Last week some members of the e2religion usergroup began asking about the node Beyond Belief: A Buddhist Critique of Christianity (henceforth referred to as BB). Some felt that as it is a cut and paste job from another Web site, it should be removed. (Even the acknowledgment at the beginning that there is no information on the author or whether the work is in the public domain was copied verbatim.) Others had no problem with it staying, but recalled that all writeups written as a rebuttal to its claims had been removed and wanted to know why.

I sought answers among the gods and was able to reconstruct the node's history -- which I'm making public as it involves an application of policy regarding "imported" works here on E2 that may not be obvious.

  1. whizkid imported the short book BB into E2, a work that may or may not be in the public domain but which has been reproduced on the Web in several places. Each chapter was given its own node.
  2. Writeups were posted under some of the individual chapter headings, addressing the critiques contained in those chapters.
  3. whizkid filed a request for the deletion of those writeups. He contended that by placing the book on E2 he was only making use of the database's archival function. Line by line rebuttals to the piece are as out of place as a line by line challenge to racist elements in Huckleberry Finn would be if that work were ever imported into E2. Furthermore, he said the rebuttal writers were treating him as if he were the author.
  4. The editor who responded to the request was convinced, and was also mindful of a policy wherein for the sake of organization, commentary on and reviews of imported works should be added under the parent node of the work rather than under its individual chapters. For instance, a writeup about the imported Huckleberry Finn would go under Huckleberry Finn and not Huckleberry Finn: Chapter 11.

I reported to the e2religion group that we had no evidence that BB is not in the public domain, and that a restriction is being enforced that any responses to it must be made in the node Beyond Belief: a Buddhist Critique of Christianity. This generated the percepton that whizkid, whose radical opposition to Christianity isn't exactly a secret here, finessed the editors into allowing him to post a cut-and-paste broadside to which no effective counter-arguments could be made.

I could see both sides of the argument and was unsure how to resolve it, so I turned to dem bones for guidance. In doing so I forgot that bones has a Zen Master-like habit of responding to requests like these with a solution that settles the issue but ADDS to my problems. He offered me a choice: remove the BB node series as befits our treatment of cut-and-paste content, or allow one well-written and non-flaming review/response under the parent node.

In making this decision (which I pondered for several days, obsessive type that I am), I consulted with a Buddhist noder who said that since the disputed piece is not any kind of authoritative Buddhist work, he felt that its removal was not an issue. So here is how it's going to be:

  • Beyond Belief: a Buddhist Critique of Christianity stays.

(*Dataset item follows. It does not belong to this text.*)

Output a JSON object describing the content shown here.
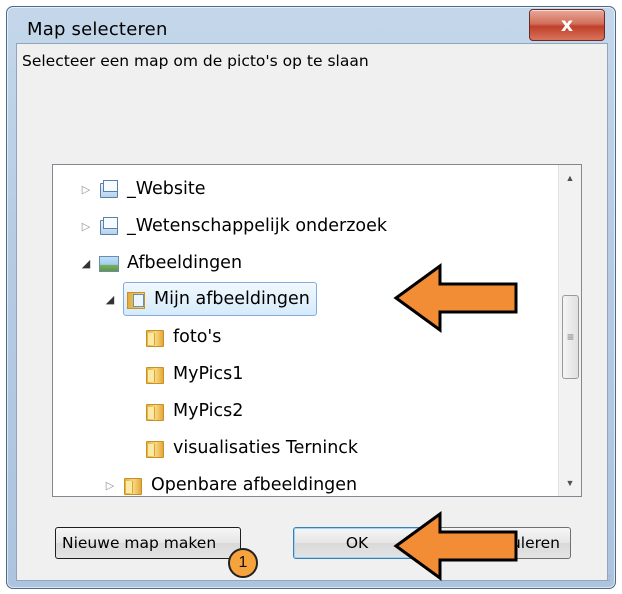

If nothing else, it means that a large number of very common objections to Christianity reside in one place rather than in eighty gazillion different nodes with extremely non-helpful titles like Elwood's open letter to god.
  • As bones suggested, one book-review type writeup may be posted under the title node.
  • That review, if and when it appears, will be written by me. While the fact that I am arrogant and power-crazed obviously has an impact on this decision, it seems to me that I am the only one involved who is interested in countering the node's arguments but is not pissed off by them. Emotions have been stirred to a point where the temptation to flame might be irresistible. And because I love y'all, I wouldn't much enjoy deleting your writeups.
  • If you want to counter the arguments made in BB's individual chapters, why not create helpful nodes on those topics? It's been claimed for example that BB misrepresents Christian beliefs about the relationship between Jesus and Jewish Messianic prophecy. about hitting the books, educating yourself about the different schools of thought regarding that relationship, writing a node called Jesus and Jewish Messianic prophecy, and softlinking it to BB Chapter 5? Coming up against objections like these gives you an opportunity to explore these issues more deeply than you might otherwise.

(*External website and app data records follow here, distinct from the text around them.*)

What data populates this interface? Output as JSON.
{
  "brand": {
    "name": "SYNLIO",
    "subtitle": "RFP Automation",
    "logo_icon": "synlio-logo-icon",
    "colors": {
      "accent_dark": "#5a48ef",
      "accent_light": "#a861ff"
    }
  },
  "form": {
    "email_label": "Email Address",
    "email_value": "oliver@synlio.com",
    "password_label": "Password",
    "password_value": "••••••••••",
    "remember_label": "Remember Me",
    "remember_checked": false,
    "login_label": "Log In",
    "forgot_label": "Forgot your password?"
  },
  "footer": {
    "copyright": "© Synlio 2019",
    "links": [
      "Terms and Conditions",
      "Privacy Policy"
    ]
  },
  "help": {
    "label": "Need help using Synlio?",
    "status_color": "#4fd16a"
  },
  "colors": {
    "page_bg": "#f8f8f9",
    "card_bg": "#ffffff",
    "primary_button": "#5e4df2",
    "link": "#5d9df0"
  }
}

Please note than there may be exceptions to the policy described above, such as Matthew Henry's Concise Commentary on the Whole Bible.